"I'm not doing this to get a pat on the back," he told me a few weeks ago about his one-man quest to clean up Denver's meanest street. "I don't give a fuck about that. But everyone looks at people like me and writes them off, and I wanted to show them that they shouldn't."
No, they shouldn't. A Westword article about Rollins's project — and how he cadged tools from local businesses, paid out of his own pocket to haul trash away, and devoted his spare time to the mission between required stints at the halfway house and a regular job for a CDOT contractor — caught the attention of Colorado Department of Corrections officials, community groups and others. And last Saturday, an unlikely coalition of more than three dozen volunteers, ranging from prison-reform activists to a prominent conservative ex-legislator, showed up in the blazing heat to work hours alongside Rollins, sprucing up the block and reclaiming the sidewalk from overgrowth and debris.
Richard Morales, deputy executive director of the Latino Coalition for Community Leadership — and one of the organizers of the event — noted that there's a lot more dialogue among corrections officials and community groups about re-entry issues than anyone could have anticipated a few years ago. "This is a good project for us to get together on," he said.

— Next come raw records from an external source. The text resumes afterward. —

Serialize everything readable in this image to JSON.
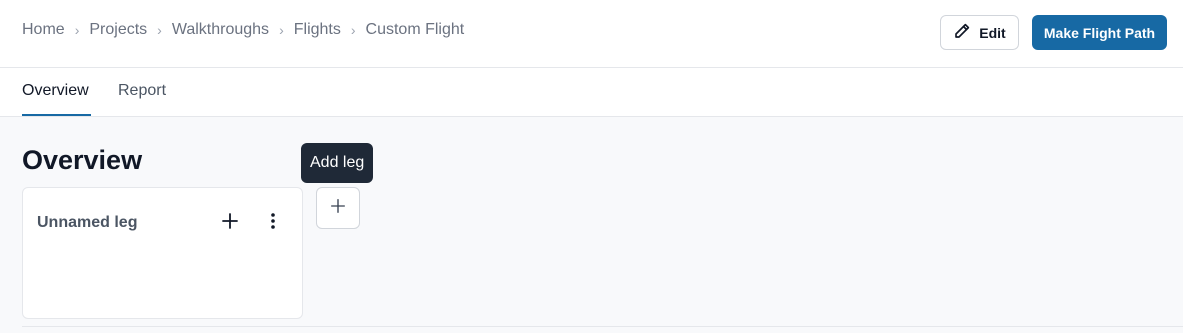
{
  "breadcrumb": [
    "Home",
    "Projects",
    "Walkthroughs",
    "Flights",
    "Custom Flight"
  ],
  "breadcrumb_separator": "›",
  "header": {
    "edit_label": "Edit",
    "edit_icon": "pencil-icon",
    "primary_label": "Make Flight Path",
    "primary_color": "#1769a4"
  },
  "tabs": [
    {
      "label": "Overview",
      "active": true
    },
    {
      "label": "Report",
      "active": false
    }
  ],
  "main": {
    "title": "Overview",
    "legs": [
      {
        "name": "Unnamed leg",
        "add_icon": "plus-icon",
        "menu_icon": "more-vertical-icon"
      }
    ],
    "add_leg_icon": "plus-icon",
    "tooltip": "Add leg"
  }
}
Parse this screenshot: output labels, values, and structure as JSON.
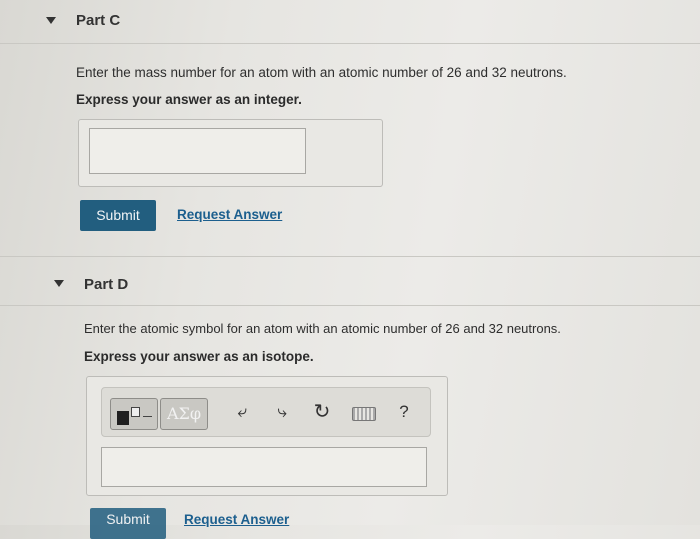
{
  "part_c": {
    "title": "Part C",
    "prompt": "Enter the mass number for an atom with an atomic number of 26 and 32 neutrons.",
    "instruction": "Express your answer as an integer.",
    "answer_value": "",
    "submit_label": "Submit",
    "request_answer_label": "Request Answer"
  },
  "part_d": {
    "title": "Part D",
    "prompt": "Enter the atomic symbol for an atom with an atomic number of 26 and 32 neutrons.",
    "instruction": "Express your answer as an isotope.",
    "toolbar": {
      "greek_label": "ΑΣφ",
      "help_label": "?"
    },
    "answer_value": "",
    "submit_label": "Submit",
    "request_answer_label": "Request Answer"
  },
  "colors": {
    "submit_bg": "#225e7f",
    "link": "#1c5f8e"
  },
  "icons": [
    "caret-down-icon",
    "template-icon",
    "undo-icon",
    "redo-icon",
    "reset-icon",
    "keyboard-icon",
    "help-icon"
  ]
}
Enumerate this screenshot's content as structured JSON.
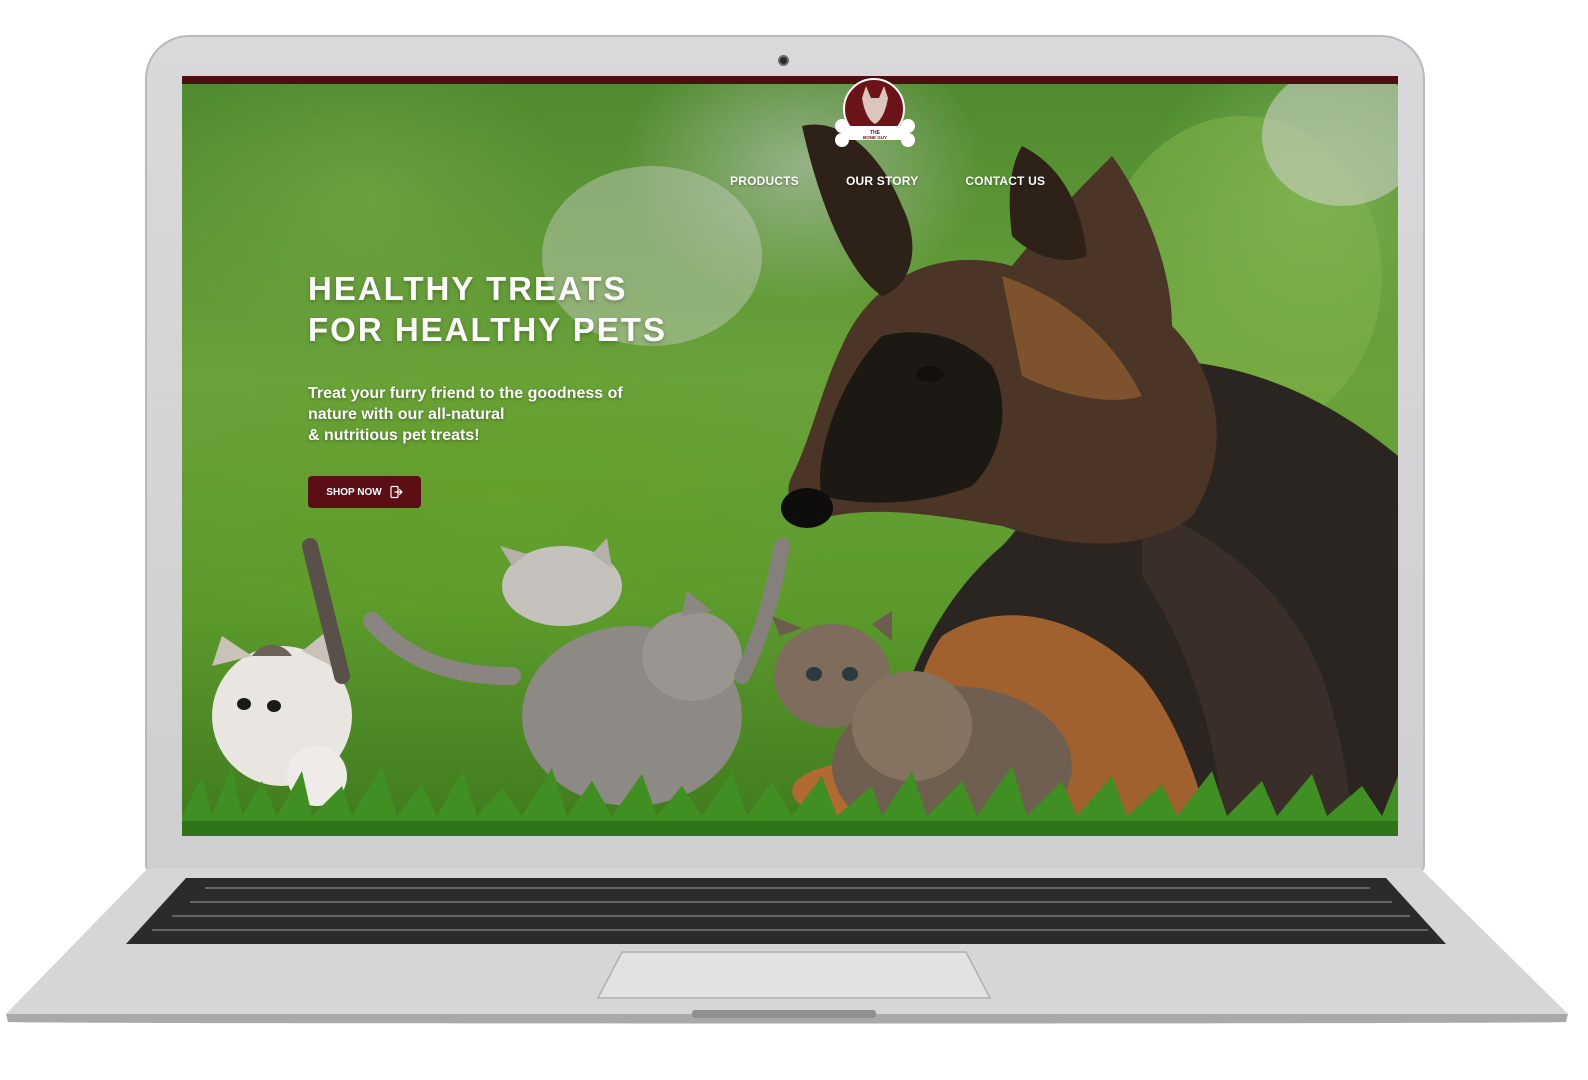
{
  "site": {
    "logo": {
      "icon": "dog-bone-logo-icon",
      "text_line1": "THE",
      "text_line2": "BONE GUY"
    },
    "nav": [
      {
        "label": "PRODUCTS"
      },
      {
        "label": "OUR STORY"
      },
      {
        "label": "CONTACT US"
      }
    ],
    "hero": {
      "headline_line1": "HEALTHY TREATS",
      "headline_line2": "FOR HEALTHY PETS",
      "sub_line1": "Treat your furry friend to the goodness of",
      "sub_line2": "nature with our all-natural",
      "sub_line3": "& nutritious pet treats!",
      "cta_label": "SHOP NOW",
      "cta_icon": "exit-door-icon"
    }
  },
  "colors": {
    "brand": "#5b0f14",
    "topbar": "#4d0f12",
    "text": "#ffffff"
  }
}
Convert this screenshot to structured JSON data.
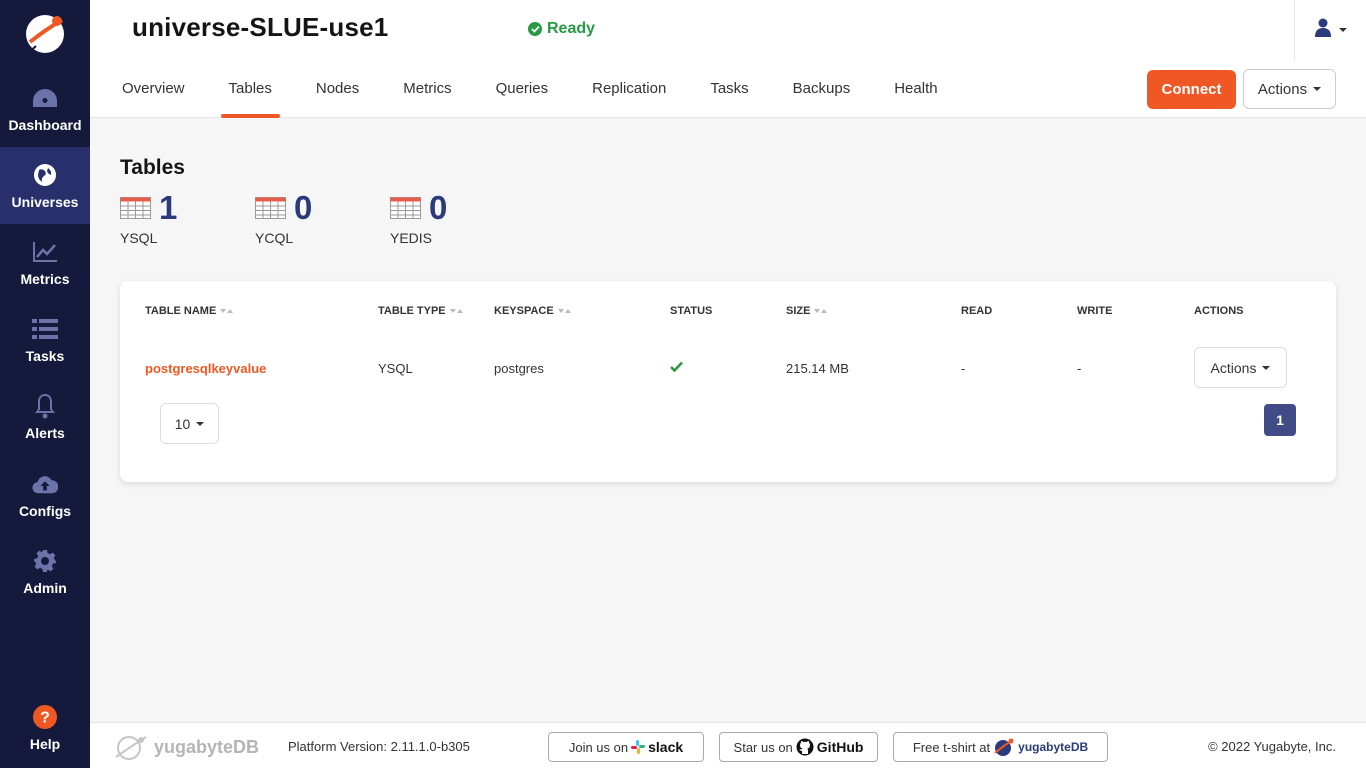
{
  "sidebar": {
    "items": [
      {
        "label": "Dashboard",
        "icon": "dashboard-icon"
      },
      {
        "label": "Universes",
        "icon": "globe-icon",
        "active": true
      },
      {
        "label": "Metrics",
        "icon": "chart-line-icon"
      },
      {
        "label": "Tasks",
        "icon": "list-icon"
      },
      {
        "label": "Alerts",
        "icon": "bell-icon"
      },
      {
        "label": "Configs",
        "icon": "cloud-upload-icon"
      },
      {
        "label": "Admin",
        "icon": "gear-icon"
      }
    ],
    "help_label": "Help"
  },
  "header": {
    "title": "universe-SLUE-use1",
    "status": "Ready",
    "tabs": [
      "Overview",
      "Tables",
      "Nodes",
      "Metrics",
      "Queries",
      "Replication",
      "Tasks",
      "Backups",
      "Health"
    ],
    "active_tab": "Tables",
    "connect_label": "Connect",
    "actions_label": "Actions"
  },
  "main": {
    "title": "Tables",
    "stats": [
      {
        "count": "1",
        "label": "YSQL"
      },
      {
        "count": "0",
        "label": "YCQL"
      },
      {
        "count": "0",
        "label": "YEDIS"
      }
    ],
    "table": {
      "columns": [
        "TABLE NAME",
        "TABLE TYPE",
        "KEYSPACE",
        "STATUS",
        "SIZE",
        "READ",
        "WRITE",
        "ACTIONS"
      ],
      "rows": [
        {
          "name": "postgresqlkeyvalue",
          "type": "YSQL",
          "keyspace": "postgres",
          "status": "ok",
          "size": "215.14 MB",
          "read": "-",
          "write": "-",
          "actions": "Actions"
        }
      ],
      "page_size": "10",
      "page": "1"
    }
  },
  "footer": {
    "brand": "yugabyteDB",
    "version": "Platform Version: 2.11.1.0-b305",
    "slack_prefix": "Join us on",
    "slack_brand": "slack",
    "github_prefix": "Star us on",
    "github_brand": "GitHub",
    "tshirt_prefix": "Free t-shirt at",
    "tshirt_brand": "yugabyteDB",
    "copyright": "© 2022 Yugabyte, Inc."
  },
  "colors": {
    "accent": "#ef5824",
    "sidebar": "#151a3d",
    "sidebar_active": "#27306a",
    "ready": "#289b42",
    "count": "#2b3a7a"
  }
}
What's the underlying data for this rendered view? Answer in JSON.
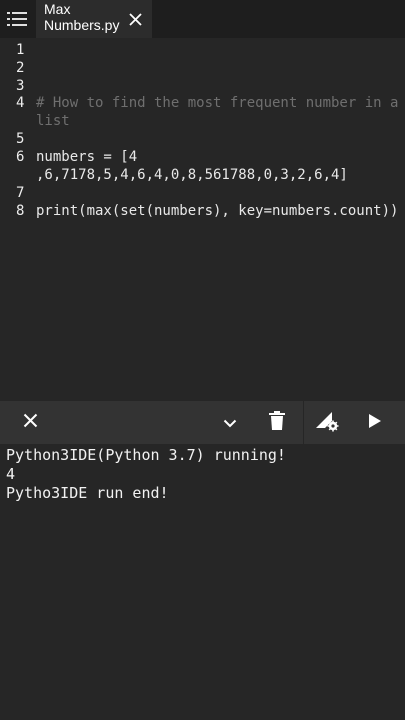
{
  "colors": {
    "background": "#262626",
    "topbar": "#1e1e1e",
    "toolbar": "#333333",
    "comment": "#6f6f6f",
    "text": "#e8e8e8"
  },
  "topbar": {
    "menu_icon": "hamburger-menu-icon",
    "tab": {
      "title": "Max\nNumbers.py",
      "close_icon": "close-icon"
    }
  },
  "editor": {
    "lines": [
      {
        "num": "1",
        "text": ""
      },
      {
        "num": "2",
        "text": ""
      },
      {
        "num": "3",
        "text": ""
      },
      {
        "num": "4",
        "text": "# How to find the most frequent number in a",
        "wrap": "list",
        "kind": "comment"
      },
      {
        "num": "5",
        "text": ""
      },
      {
        "num": "6",
        "text": "numbers = [4",
        "wrap": ",6,7178,5,4,6,4,0,8,561788,0,3,2,6,4]"
      },
      {
        "num": "7",
        "text": ""
      },
      {
        "num": "8",
        "text": "print(max(set(numbers), key=numbers.count))"
      }
    ]
  },
  "toolbar": {
    "close_icon": "close-icon",
    "collapse_icon": "chevron-down-icon",
    "delete_icon": "trash-icon",
    "settings_icon": "run-settings-icon",
    "run_icon": "play-icon"
  },
  "console": {
    "lines": [
      "Python3IDE(Python 3.7) running!",
      "4",
      "Pytho3IDE run end!"
    ]
  }
}
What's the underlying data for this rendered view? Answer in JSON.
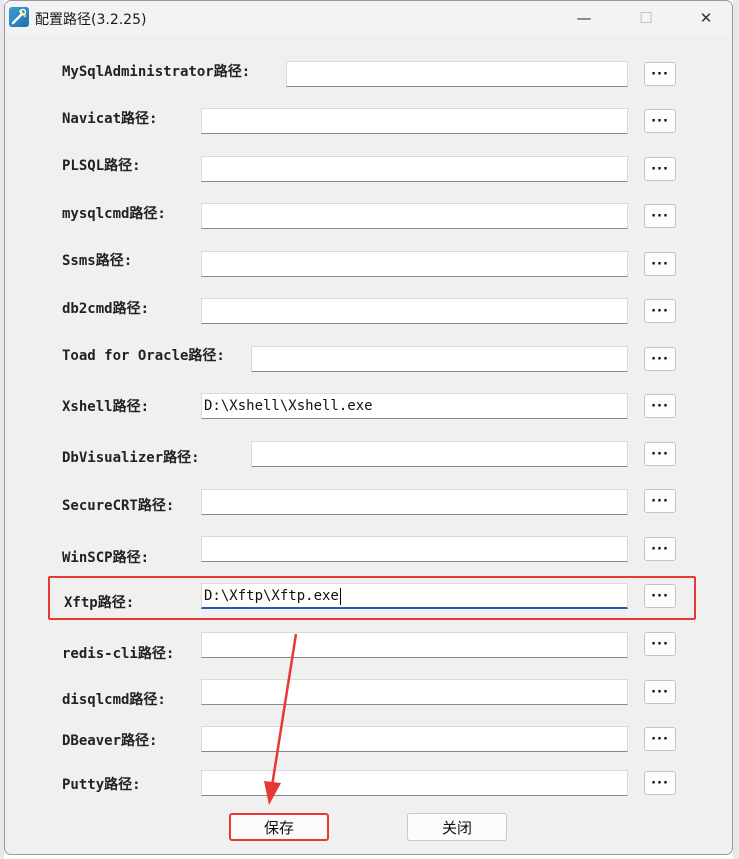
{
  "window": {
    "title": "配置路径(3.2.25)",
    "controls": {
      "minimize": "—",
      "maximize": "☐",
      "close": "✕"
    }
  },
  "rows": [
    {
      "label": "MySqlAdministrator路径:",
      "value": ""
    },
    {
      "label": "Navicat路径:",
      "value": ""
    },
    {
      "label": "PLSQL路径:",
      "value": ""
    },
    {
      "label": "mysqlcmd路径:",
      "value": ""
    },
    {
      "label": "Ssms路径:",
      "value": ""
    },
    {
      "label": "db2cmd路径:",
      "value": ""
    },
    {
      "label": "Toad for Oracle路径:",
      "value": ""
    },
    {
      "label": "Xshell路径:",
      "value": "D:\\Xshell\\Xshell.exe"
    },
    {
      "label": "DbVisualizer路径:",
      "value": ""
    },
    {
      "label": "SecureCRT路径:",
      "value": ""
    },
    {
      "label": "WinSCP路径:",
      "value": ""
    },
    {
      "label": "Xftp路径:",
      "value": "D:\\Xftp\\Xftp.exe"
    },
    {
      "label": "redis-cli路径:",
      "value": ""
    },
    {
      "label": "disqlcmd路径:",
      "value": ""
    },
    {
      "label": "DBeaver路径:",
      "value": ""
    },
    {
      "label": "Putty路径:",
      "value": ""
    }
  ],
  "browse_label": "···",
  "buttons": {
    "save": "保存",
    "close": "关闭"
  },
  "colors": {
    "highlight": "#e53935",
    "focus": "#1e5fa8"
  }
}
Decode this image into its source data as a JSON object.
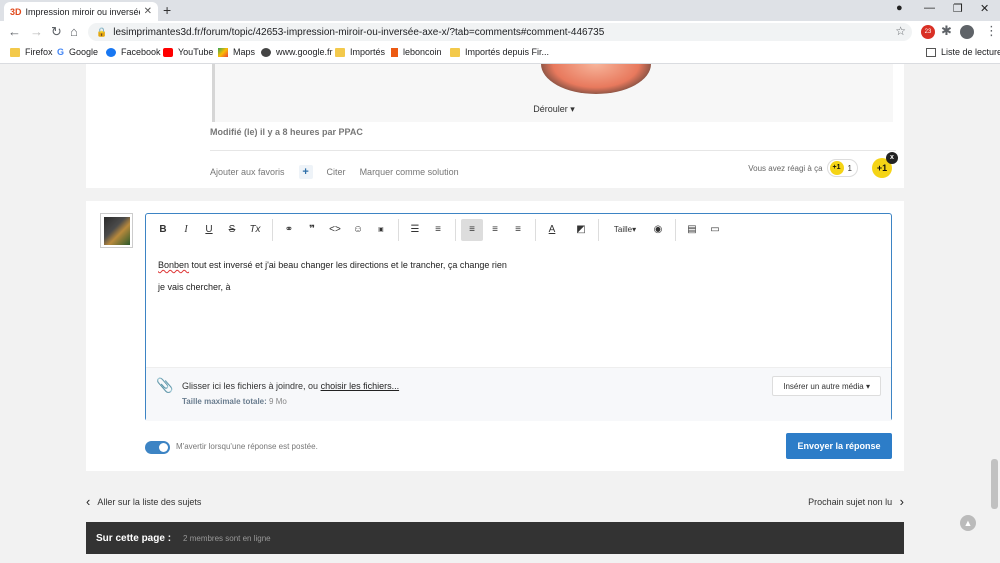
{
  "browser": {
    "tab_icon": "3D",
    "tab_title": "Impression miroir ou inversée Axe",
    "url": "lesimprimantes3d.fr/forum/topic/42653-impression-miroir-ou-inversée-axe-x/?tab=comments#comment-446735",
    "ext_badge": "23",
    "bookmarks": [
      "Firefox",
      "Google",
      "Facebook",
      "YouTube",
      "Maps",
      "www.google.fr",
      "Importés",
      "leboncoin",
      "Importés depuis Fir..."
    ],
    "reading_list": "Liste de lecture"
  },
  "post": {
    "derouler": "Dérouler",
    "modified": "Modifié (le) il y a 8 heures par PPAC",
    "actions": [
      "Ajouter aux favoris",
      "+",
      "Citer",
      "Marquer comme solution"
    ],
    "reacted_label": "Vous avez réagi à ça",
    "reaction_icon": "+1",
    "reaction_count": "1",
    "close_badge": "x"
  },
  "editor": {
    "size_label": "Taille",
    "line1_word1": "Bonben",
    "line1_rest": " tout est inversé et j'ai beau changer les directions et le trancher, ça change rien",
    "line2": "je vais chercher, à",
    "attach_prefix": "Glisser ici les fichiers à joindre, ou ",
    "attach_link": "choisir les fichiers...",
    "max_label": "Taille maximale totale:",
    "max_value": "9 Mo",
    "media_button": "Insérer un autre média"
  },
  "reply": {
    "notify_label": "M'avertir lorsqu'une réponse est postée.",
    "send_button": "Envoyer la réponse"
  },
  "nav": {
    "prev": "Aller sur la liste des sujets",
    "next": "Prochain sujet non lu"
  },
  "footer": {
    "title": "Sur cette page :",
    "subtitle": "2 membres sont en ligne"
  },
  "colors": {
    "accent": "#2d7dc8",
    "reaction": "#f5d416",
    "footer": "#333333"
  }
}
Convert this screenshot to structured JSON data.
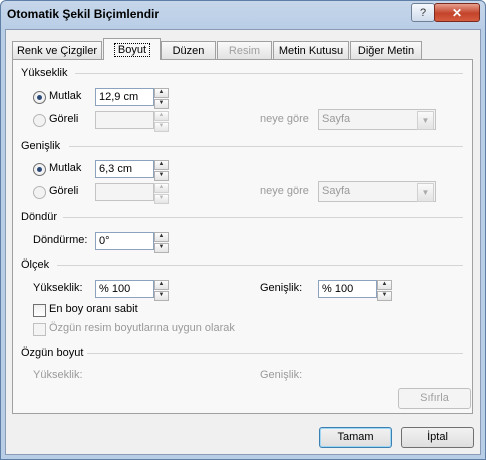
{
  "window": {
    "title": "Otomatik Şekil Biçimlendir",
    "help_label": "?",
    "close_label": "✕"
  },
  "tabs": [
    {
      "label": "Renk ve Çizgiler",
      "state": "normal"
    },
    {
      "label": "Boyut",
      "state": "selected"
    },
    {
      "label": "Düzen",
      "state": "normal"
    },
    {
      "label": "Resim",
      "state": "disabled"
    },
    {
      "label": "Metin Kutusu",
      "state": "normal"
    },
    {
      "label": "Diğer Metin",
      "state": "normal"
    }
  ],
  "height_group": {
    "title": "Yükseklik",
    "absolute": {
      "label": "Mutlak",
      "value": "12,9 cm",
      "checked": true
    },
    "relative": {
      "label": "Göreli",
      "value": "",
      "checked": false
    },
    "relative_to_label": "neye göre",
    "relative_to_value": "Sayfa"
  },
  "width_group": {
    "title": "Genişlik",
    "absolute": {
      "label": "Mutlak",
      "value": "6,3 cm",
      "checked": true
    },
    "relative": {
      "label": "Göreli",
      "value": "",
      "checked": false
    },
    "relative_to_label": "neye göre",
    "relative_to_value": "Sayfa"
  },
  "rotate_group": {
    "title": "Döndür",
    "rotation_label": "Döndürme:",
    "rotation_value": "0°"
  },
  "scale_group": {
    "title": "Ölçek",
    "height_label": "Yükseklik:",
    "height_value": "% 100",
    "width_label": "Genişlik:",
    "width_value": "% 100",
    "lock_aspect_label": "En boy oranı sabit",
    "lock_aspect_checked": false,
    "relative_original_label": "Özgün resim boyutlarına uygun olarak",
    "relative_original_checked": false
  },
  "original_size_group": {
    "title": "Özgün boyut",
    "height_label": "Yükseklik:",
    "width_label": "Genişlik:",
    "reset_label": "Sıfırla"
  },
  "footer": {
    "ok_label": "Tamam",
    "cancel_label": "İptal"
  }
}
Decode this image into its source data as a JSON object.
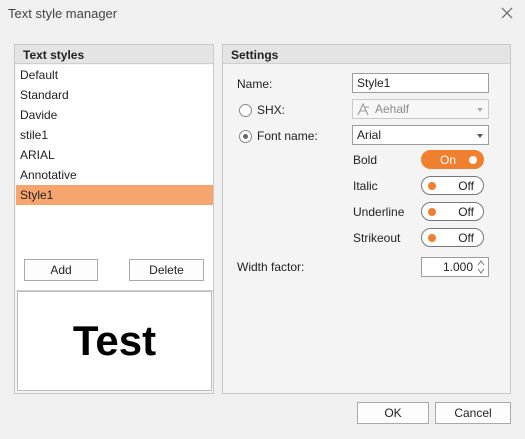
{
  "window": {
    "title": "Text style manager"
  },
  "styles_panel": {
    "header": "Text styles",
    "items": [
      "Default",
      "Standard",
      "Davide",
      "stile1",
      "ARIAL",
      "Annotative",
      "Style1"
    ],
    "selected_index": 6,
    "add_label": "Add",
    "delete_label": "Delete",
    "preview_text": "Test"
  },
  "settings": {
    "header": "Settings",
    "name_label": "Name:",
    "name_value": "Style1",
    "shx_label": "SHX:",
    "shx_value": "Aehalf",
    "font_name_label": "Font name:",
    "font_name_value": "Arial",
    "font_mode": "font_name",
    "bold_label": "Bold",
    "bold_state": "On",
    "italic_label": "Italic",
    "italic_state": "Off",
    "underline_label": "Underline",
    "underline_state": "Off",
    "strikeout_label": "Strikeout",
    "strikeout_state": "Off",
    "width_factor_label": "Width factor:",
    "width_factor_value": "1.000"
  },
  "footer": {
    "ok_label": "OK",
    "cancel_label": "Cancel"
  },
  "colors": {
    "accent": "#f07f2f",
    "selection": "#f7a56e"
  }
}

Some of those who turned out to bag heaps of trash have been longtime supporters of Rollins, including family friend John Andrews, former state senator and founder of the Independence Institute. Others had never met the man before Saturday's sweaty get-together. Rollins directed the work as best he could, in between being interrupted by well-wishers and trying to get some shovel time himself.
"Boy, it sure goes a lot faster with all these people," he said. "What a humbling experience to get so many people out here who believe in me."